● TASK DIRECTIONS: Restate the records that follow word for word. Omit the images.
========================================
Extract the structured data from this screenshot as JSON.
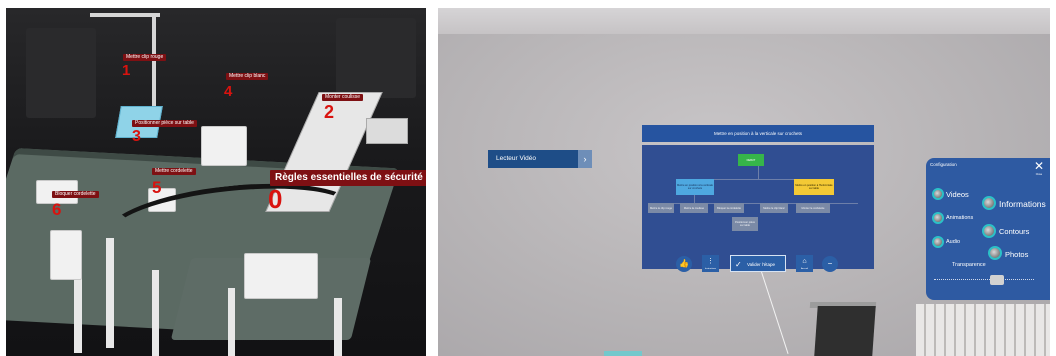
{
  "left_view": {
    "labels": {
      "mettre_clip_rouge": "Mettre clip rouge",
      "mettre_clip_blanc": "Mettre clip blanc",
      "monter_coulisse": "Monter coulisse",
      "positionner_piece": "Positionner pièce sur table",
      "mettre_cordelette": "Mettre cordelette",
      "bloquer_cordelette": "Bloquer cordelette",
      "regles": "Règles essentielles de sécurité"
    },
    "numbers": {
      "n0": "0",
      "n1": "1",
      "n2": "2",
      "n3": "3",
      "n4": "4",
      "n5": "5",
      "n6": "6"
    }
  },
  "right_view": {
    "lecteur_video": {
      "label": "Lecteur Vidéo",
      "chevron": "›"
    },
    "procedure": {
      "title": "Mettre en position à la verticale sur crochets",
      "nodes": {
        "start": "DEBUT",
        "blue": "Mettre en position à la verticale sur crochets",
        "yellow": "Mettre en position à l'horizontale sur table",
        "g1": "Mettre le clip rouge",
        "g2": "Mettre la coulisse",
        "g3": "Bloquer la cordelette",
        "g4": "Mettre le clip blanc",
        "g5": "Monter la cordelette",
        "g6": "Positionner pièce sur table"
      }
    },
    "toolbar": {
      "like_icon": "thumbs-up-icon",
      "button2_sub": "Instructions",
      "valider_label": "Valider l'étape",
      "button4_sub": "Accueil",
      "minus": "−"
    },
    "configuration": {
      "title": "Configuration",
      "close_label": "Close",
      "close_glyph": "✕",
      "options": {
        "videos": "Videos",
        "informations": "Informations",
        "animations": "Animations",
        "contours": "Contours",
        "audio": "Audio",
        "photos": "Photos"
      },
      "transparence": "Transparence"
    },
    "colors": {
      "panel_blue": "#2e5aa2",
      "accent_cyan": "#2cc1c7",
      "label_red": "#7e1013"
    }
  }
}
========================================
● SOLUTION TO THIS EXERCISE:
Extract the structured data from this screenshot as JSON.
{
  "left_view": {
    "labels": {
      "mettre_clip_rouge": "Mettre clip rouge",
      "mettre_clip_blanc": "Mettre clip blanc",
      "monter_coulisse": "Monter coulisse",
      "positionner_piece": "Positionner pièce sur table",
      "mettre_cordelette": "Mettre cordelette",
      "bloquer_cordelette": "Bloquer cordelette",
      "regles": "Règles essentielles de sécurité"
    },
    "numbers": {
      "n0": "0",
      "n1": "1",
      "n2": "2",
      "n3": "3",
      "n4": "4",
      "n5": "5",
      "n6": "6"
    }
  },
  "right_view": {
    "lecteur_video": {
      "label": "Lecteur Vidéo",
      "chevron": "›"
    },
    "procedure": {
      "title": "Mettre en position à la verticale sur crochets",
      "nodes": {
        "start": "DEBUT",
        "blue": "Mettre en position à la verticale sur crochets",
        "yellow": "Mettre en position à l'horizontale sur table",
        "g1": "Mettre le clip rouge",
        "g2": "Mettre la coulisse",
        "g3": "Bloquer la cordelette",
        "g4": "Mettre le clip blanc",
        "g5": "Monter la cordelette",
        "g6": "Positionner pièce sur table"
      }
    },
    "toolbar": {
      "like_icon": "thumbs-up-icon",
      "button2_sub": "Instructions",
      "valider_label": "Valider l'étape",
      "button4_sub": "Accueil",
      "minus": "−"
    },
    "configuration": {
      "title": "Configuration",
      "close_label": "Close",
      "close_glyph": "✕",
      "options": {
        "videos": "Videos",
        "informations": "Informations",
        "animations": "Animations",
        "contours": "Contours",
        "audio": "Audio",
        "photos": "Photos"
      },
      "transparence": "Transparence"
    },
    "colors": {
      "panel_blue": "#2e5aa2",
      "accent_cyan": "#2cc1c7",
      "label_red": "#7e1013"
    }
  }
}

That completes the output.